John Relyea as Duke Bluebeard and Ekaterina Gubanova as Judith. Photo: Michael Cooper
Reviewed by James Karas
The Canadian Opera Company is wrapping up its current season with a triumphal revival of Robert Lepage’s 1993 productions of Béla Bartok’s Bluebeard’s Castle and Arnold Schoenberg’s Erwartung.
Lepage, Set and Costume Designer Michael Levine and Lighting Designer Robert Thomson give both operas dark, forbidding, mysterious and frightful atmospheres. Indeed the world they create is surreal, psychotic and incomprehensible.
Bass John Relyea is an impressive and imposing Bluebeard. Dressed in a buttoned-up officer’s uniform, he looks like an aristocratic gentleman. Relyea has a deep, rolling voice that is expressive and threatening but shows tenderness as well. He has a house full of horrors but he keeps asking Judith if she is afraid. The opera leads inevitably towards the sixth and seventh doors that will seal her fate as the wife of the Duke. Relyea gives an impressive performance vocally and looks like a self-possessed, mysterious, aristocrat who hides much evil and many secrets behind a civil façade.
Mezzo-soprano Ekaterina Gubanova is a strikingly blonde Judith who insists that she is not afraid of the Duke and that she loves him. Her driving curiosity pushes her to the final door of the castle where she will find her position in the Duke’s universe.
Gubanova showed great emotional intensity as she moved from one door to the next. Her voice was not always as strong as one would have liked, but she gave a signature performance in a tough role.
Lepage sets Bluebeard’s Castle in early twentieth century Europe. For both operas the stage is set in a gold frame and darkness dominates every scene. The seven doors of Bluebeard’s castle are shown as silhouettes of brightly lit keyholes on both sides of the stage. A concrete wall dominates the right side of the stage and Judith opens the doors on the left side.
We see mostly Judith’s reaction to what lies behind the doors except when she opens the fifth door and we see a vista of the Duke’s empire projected in a kaleidoscope of colours.
Blood is a central image in the opera but Lepage does not dwell on it. There is blood on Judith’s wedding dress and there are projected images of blood but darkness remains the overriding impression.

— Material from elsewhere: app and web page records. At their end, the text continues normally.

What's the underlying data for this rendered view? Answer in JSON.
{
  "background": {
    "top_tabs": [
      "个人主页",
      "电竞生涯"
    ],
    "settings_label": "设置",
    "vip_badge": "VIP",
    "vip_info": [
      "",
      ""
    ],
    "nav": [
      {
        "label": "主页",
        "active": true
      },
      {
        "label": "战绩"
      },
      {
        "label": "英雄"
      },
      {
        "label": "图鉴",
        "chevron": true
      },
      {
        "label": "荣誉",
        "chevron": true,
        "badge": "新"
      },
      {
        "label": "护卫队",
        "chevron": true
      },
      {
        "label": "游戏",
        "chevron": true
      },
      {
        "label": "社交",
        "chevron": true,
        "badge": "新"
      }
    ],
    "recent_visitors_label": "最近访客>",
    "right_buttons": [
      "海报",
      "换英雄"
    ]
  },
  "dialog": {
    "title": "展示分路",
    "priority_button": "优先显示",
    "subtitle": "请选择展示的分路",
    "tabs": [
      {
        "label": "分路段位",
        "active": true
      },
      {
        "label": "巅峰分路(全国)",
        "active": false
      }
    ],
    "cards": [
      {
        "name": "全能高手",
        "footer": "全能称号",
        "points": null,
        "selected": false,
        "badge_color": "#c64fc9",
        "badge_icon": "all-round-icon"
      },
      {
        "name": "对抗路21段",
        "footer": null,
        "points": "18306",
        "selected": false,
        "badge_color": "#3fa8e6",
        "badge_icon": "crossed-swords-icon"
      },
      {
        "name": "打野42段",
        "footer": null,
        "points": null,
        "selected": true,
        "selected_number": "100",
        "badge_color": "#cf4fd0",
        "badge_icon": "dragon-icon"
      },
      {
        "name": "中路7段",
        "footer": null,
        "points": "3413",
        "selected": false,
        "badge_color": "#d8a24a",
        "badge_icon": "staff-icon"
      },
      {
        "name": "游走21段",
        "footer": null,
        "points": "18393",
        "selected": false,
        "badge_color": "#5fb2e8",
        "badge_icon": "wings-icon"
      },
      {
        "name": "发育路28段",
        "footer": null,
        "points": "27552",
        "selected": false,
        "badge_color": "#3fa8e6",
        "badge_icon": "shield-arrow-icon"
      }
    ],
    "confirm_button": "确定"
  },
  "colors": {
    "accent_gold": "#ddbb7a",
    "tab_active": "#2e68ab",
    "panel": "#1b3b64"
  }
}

It is a stunningly well-sung, well-conceived and well-produced staging of the opera.
Krisztina Szabó as the Woman. Photo: Michael Cooper
Erwartung (“Expectation”) is a one-act monodrama in which a Woman is searching or expecting a man, her lover. She is searching in the dark with the same concrete wall as in Bluebeard as a main feature of the set.
There is a man in a white coat taking notes for a while and people emerge horizontally from the wall. There is a cot on the stage that looks very much like a hospital bed. The woman is hallucinating or is mentally disturbed. We do not know as she continues her search and finds a man. He is her lover but he apparently has a mistress.
Schoenberg wrote some extraordinarily dramatic music for this opera that keeps you enthralled for the half hour that it lasts.
Mezzo soprano Kristina Szabo goes through all the emotional permutations that the Woman suffers with powerful singing and acting. This is opera in a different dimension.
The two operas take two hours to perform including an intermission. They have many points in common and Lepage’s production capitalizes on them to give us a unified whole of two different works.
The COC Orchestra under Johannes Debus produces outstanding performances of Bartok’s and Schoenberg’s complex music.
The result is a great night at the opera.
Bluebeard’s Castle by Béla Bartok and Erwartung by Arnold Schoenberg opened on May 6 and will be performed seven times until May 23, 2015 at the Four Seasons Centre for the Performing Arts, 145 Queen Street West, Toronto, Ontario. Tel: 416-363-6671. www.coc.ca